> _SOURCE DATA_:

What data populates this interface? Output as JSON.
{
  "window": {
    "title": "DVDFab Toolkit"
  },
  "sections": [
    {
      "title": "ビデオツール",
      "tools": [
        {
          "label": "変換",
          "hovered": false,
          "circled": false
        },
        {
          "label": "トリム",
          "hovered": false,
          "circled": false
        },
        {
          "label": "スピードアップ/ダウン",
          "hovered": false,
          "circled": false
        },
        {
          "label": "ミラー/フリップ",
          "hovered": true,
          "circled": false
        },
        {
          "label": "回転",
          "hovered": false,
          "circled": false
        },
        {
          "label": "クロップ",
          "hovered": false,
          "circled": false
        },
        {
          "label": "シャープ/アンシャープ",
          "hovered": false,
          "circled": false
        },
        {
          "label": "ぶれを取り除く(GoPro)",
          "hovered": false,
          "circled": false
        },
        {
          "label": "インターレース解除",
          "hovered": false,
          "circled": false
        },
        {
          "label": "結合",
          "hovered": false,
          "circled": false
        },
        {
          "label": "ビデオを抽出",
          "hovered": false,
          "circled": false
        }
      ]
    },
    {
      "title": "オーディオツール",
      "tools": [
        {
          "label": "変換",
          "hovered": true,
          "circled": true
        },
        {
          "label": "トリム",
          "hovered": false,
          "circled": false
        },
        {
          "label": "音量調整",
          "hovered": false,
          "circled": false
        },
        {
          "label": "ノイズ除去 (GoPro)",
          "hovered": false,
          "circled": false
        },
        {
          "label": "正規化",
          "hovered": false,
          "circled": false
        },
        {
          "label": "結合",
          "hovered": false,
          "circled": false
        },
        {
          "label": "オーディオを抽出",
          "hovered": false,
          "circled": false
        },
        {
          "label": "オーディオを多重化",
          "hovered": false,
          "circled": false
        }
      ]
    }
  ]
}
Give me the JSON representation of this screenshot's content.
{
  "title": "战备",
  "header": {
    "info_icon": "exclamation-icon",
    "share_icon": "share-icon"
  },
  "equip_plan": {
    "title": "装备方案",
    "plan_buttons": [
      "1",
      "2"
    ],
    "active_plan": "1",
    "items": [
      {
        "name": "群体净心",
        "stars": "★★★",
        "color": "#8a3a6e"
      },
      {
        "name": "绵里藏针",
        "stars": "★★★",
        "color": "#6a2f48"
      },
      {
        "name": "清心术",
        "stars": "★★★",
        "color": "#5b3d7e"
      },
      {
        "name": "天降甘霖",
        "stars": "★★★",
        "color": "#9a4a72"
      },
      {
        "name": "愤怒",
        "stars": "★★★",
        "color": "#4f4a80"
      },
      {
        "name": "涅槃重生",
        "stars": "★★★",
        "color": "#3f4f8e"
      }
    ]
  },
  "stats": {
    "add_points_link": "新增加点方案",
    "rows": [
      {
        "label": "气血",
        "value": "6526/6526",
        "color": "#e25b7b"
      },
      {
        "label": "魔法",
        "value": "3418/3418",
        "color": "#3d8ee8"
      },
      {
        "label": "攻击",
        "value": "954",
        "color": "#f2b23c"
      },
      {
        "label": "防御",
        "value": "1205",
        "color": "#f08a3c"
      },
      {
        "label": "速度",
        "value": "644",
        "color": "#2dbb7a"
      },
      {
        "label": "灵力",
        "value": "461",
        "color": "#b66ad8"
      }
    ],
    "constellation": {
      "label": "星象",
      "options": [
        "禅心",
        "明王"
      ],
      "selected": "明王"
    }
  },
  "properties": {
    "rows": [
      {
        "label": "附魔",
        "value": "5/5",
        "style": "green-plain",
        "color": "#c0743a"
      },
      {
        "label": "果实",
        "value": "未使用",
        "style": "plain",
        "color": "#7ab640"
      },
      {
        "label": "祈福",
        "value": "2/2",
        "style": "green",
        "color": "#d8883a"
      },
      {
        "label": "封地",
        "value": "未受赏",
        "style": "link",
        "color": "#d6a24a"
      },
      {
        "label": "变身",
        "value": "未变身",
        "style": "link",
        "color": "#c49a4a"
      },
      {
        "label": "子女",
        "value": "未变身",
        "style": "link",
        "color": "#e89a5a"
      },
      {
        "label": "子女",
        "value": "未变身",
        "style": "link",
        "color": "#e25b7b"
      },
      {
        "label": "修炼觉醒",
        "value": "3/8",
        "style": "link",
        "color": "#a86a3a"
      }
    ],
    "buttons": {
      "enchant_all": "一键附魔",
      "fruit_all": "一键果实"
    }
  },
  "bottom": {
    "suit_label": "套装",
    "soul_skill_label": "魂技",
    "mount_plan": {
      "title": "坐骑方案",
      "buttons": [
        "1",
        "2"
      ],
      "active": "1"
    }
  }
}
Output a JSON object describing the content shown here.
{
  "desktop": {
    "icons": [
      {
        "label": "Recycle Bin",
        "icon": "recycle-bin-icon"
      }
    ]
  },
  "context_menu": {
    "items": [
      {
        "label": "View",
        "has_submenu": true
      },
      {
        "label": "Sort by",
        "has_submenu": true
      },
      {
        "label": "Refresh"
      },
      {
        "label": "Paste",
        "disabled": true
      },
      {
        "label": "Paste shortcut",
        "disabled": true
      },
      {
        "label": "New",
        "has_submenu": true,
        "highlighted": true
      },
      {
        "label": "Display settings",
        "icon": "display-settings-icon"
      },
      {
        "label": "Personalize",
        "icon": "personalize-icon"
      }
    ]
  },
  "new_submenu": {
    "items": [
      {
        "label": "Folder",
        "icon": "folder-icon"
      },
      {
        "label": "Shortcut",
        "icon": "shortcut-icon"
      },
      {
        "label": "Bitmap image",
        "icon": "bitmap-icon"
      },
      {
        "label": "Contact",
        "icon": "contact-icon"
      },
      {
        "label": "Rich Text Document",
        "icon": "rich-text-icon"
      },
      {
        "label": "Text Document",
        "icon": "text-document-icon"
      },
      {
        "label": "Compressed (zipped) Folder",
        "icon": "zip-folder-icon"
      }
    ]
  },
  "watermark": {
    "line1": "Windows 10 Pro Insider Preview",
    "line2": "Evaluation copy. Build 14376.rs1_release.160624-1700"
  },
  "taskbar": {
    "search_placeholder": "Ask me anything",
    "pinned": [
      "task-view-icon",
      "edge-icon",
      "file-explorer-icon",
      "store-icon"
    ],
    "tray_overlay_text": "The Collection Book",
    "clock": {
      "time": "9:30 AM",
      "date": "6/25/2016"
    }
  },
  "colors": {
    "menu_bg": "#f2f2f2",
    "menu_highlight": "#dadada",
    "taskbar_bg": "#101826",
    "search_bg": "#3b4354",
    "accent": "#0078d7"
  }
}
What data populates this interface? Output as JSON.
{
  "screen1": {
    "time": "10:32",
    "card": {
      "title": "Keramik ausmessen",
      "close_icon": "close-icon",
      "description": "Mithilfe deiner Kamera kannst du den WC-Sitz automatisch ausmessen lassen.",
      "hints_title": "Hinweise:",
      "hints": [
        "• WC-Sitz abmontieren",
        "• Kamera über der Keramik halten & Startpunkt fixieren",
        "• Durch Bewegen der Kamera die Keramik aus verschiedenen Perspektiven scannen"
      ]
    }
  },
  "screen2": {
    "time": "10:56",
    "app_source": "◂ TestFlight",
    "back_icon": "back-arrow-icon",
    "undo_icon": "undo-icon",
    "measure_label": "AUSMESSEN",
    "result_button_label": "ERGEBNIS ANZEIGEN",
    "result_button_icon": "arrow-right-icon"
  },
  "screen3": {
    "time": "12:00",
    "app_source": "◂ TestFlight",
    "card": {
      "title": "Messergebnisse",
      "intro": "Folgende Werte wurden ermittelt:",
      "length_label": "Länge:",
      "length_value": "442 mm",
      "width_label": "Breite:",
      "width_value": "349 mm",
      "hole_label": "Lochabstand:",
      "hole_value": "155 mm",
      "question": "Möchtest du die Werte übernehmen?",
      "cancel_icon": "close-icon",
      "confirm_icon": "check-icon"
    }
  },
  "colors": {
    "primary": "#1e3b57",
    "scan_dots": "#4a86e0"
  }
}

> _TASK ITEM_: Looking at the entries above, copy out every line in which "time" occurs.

> _FINISHED EXERCISE_:
      "time": "9:30 AM",
    "time": "10:32",
    "time": "10:56",
    "time": "12:00",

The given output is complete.